Alumni Experts Work with Erb Institute to Facilitate New Course in Sustainable Finance
Content explores social and environmental dimensions of market investments.
ANN ARBOR, Mich. — Sustainable finance used to be the exclusive domain of activist investors. But the practice is becoming increasingly common among mainstream global players. More investors today are seeking ways to deliver market rate returns and generate positive social and environmental impacts.
Five of those players are Ross alumni who have returned to campus to facilitate a new course offered by the Erb Institute for Global Sustainable Enterprise.
"Sustainable Finance: Impact Investing" debuted this spring in response to student demand. Enrollees span a spectrum of U-M schools including Ross, the College of Engineering, the Ford School of Public Policy, and the School of Natural Resources and Environment. With each session, students engage with Ross alumni experts in the areas of carbon markets, energy efficiency, microfinance, renewable energy, and clean tech.
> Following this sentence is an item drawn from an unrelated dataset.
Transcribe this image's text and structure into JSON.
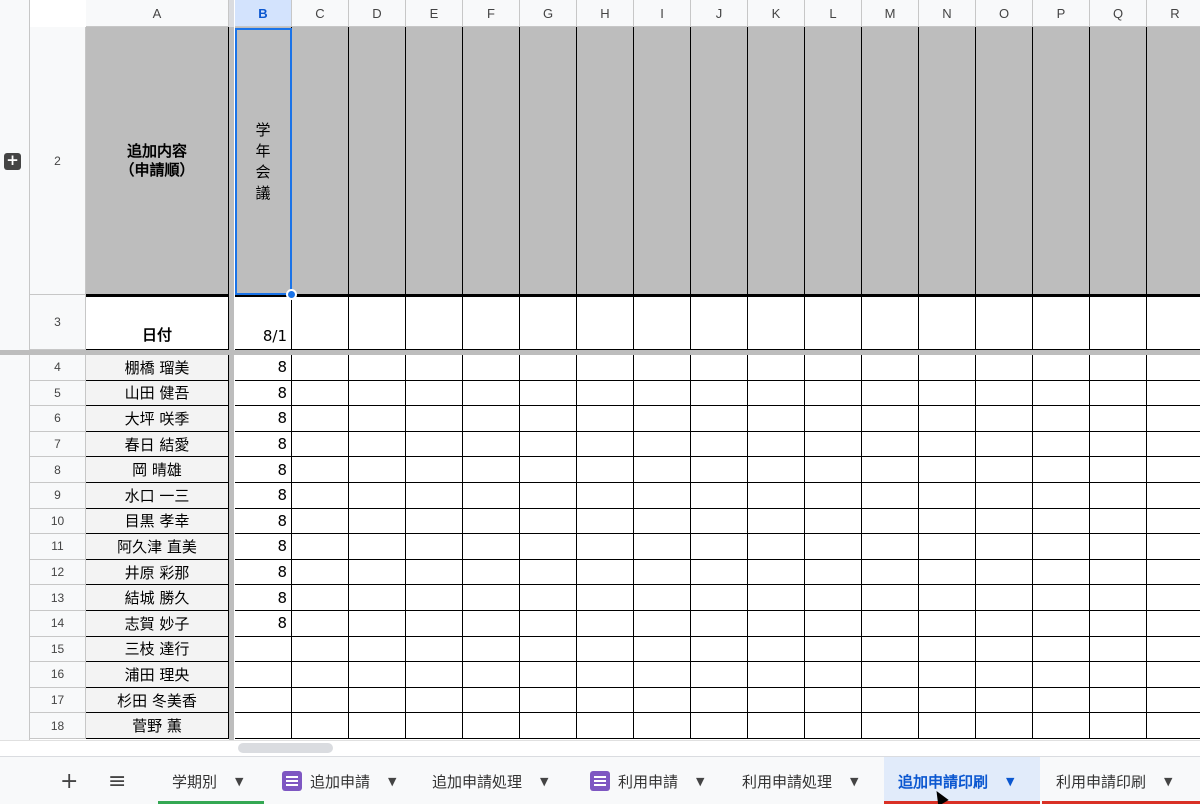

"I have seen firsthand how sustainability-related investment opportunities have grown significantly over the last several years," says Mike Hokenson, MBA/MS '05, managing director of Minlam Asset Management LLC. He brings expertise in commercial microfinance investing to the course. "It is an honor to be a member of the professional team helping Michigan students gain insights into this dynamic market."
Other alumni facilitators include Gabriel Thoumi, MBA/MS '08, project developer, Forest Carbon Offsets LLC; Kipp Baratoff, MBA/MS '07, principal and co-founder, Equilibrium Capital Group LLC; Jon Koch, MBA/MS '96, managing director, US Renewables Group; and Ryan Waddington, MBA/MS '99, director, ZBI Ventures.
During the seven-week class, students and alumni are exploring the social and environmental dimensions of market rate investing. "The class provides a foundational fluency for students to better operate in the new green economy," says Thoumi.
For example: Can an investment strategy focused on generating superior financial return also create positive change in the environment and society? How do investors evaluate, value, and structure deals for renewable energy projects, clean tech venture capital, energy efficiency projects, etc.? What additional development needs to take place for sustainable finance instruments to be adopted more widely?
Students are collaborating on group projects to create a financial vehicle (such as a private equity fund, a debt instrument, etc.) that could fit within institutional investors' portfolios while delivering social/environmental impact.
"We often think of finance and sustainability as living in two separate worlds, but as this course demonstrates, there is increasing momentum behind innovative financial approaches that incorporate socially or environmentally sustainable elements," says Rick Bunch, managing director of the Erb Institute. "We're excited to add this course to our curriculum and to raise the awareness of sustainably-minded businesspeople and future business leaders about the importance of sustainable finance."
About the Frederick A. and Barbara M. Erb Institute for Global Sustainable Enterprise
Created in 1996, the Erb Institute for Global Sustainable Enterprise is a 50-50 partnership between Ross and the School of Natural Resources and Environment. The institute fosters professional education, public outreach, and scientific scholarship supportive of the transition to sustainability — that is, meeting the fundamental needs of a growing human population in an equitable manner within the means of nature. Utilizing a collaborative approach, the institute helps business, government, and civil society organizations to achieve meaningful progress toward sustainability. Its mission is to be a premier source of knowledge and leadership for the achievement of environmentally, economically, and socially sustainable development and enterprise.
For more information, contact:
Bernie DeGroat, (734) 936-1015 or 647-1847, firstname.lastname@example.org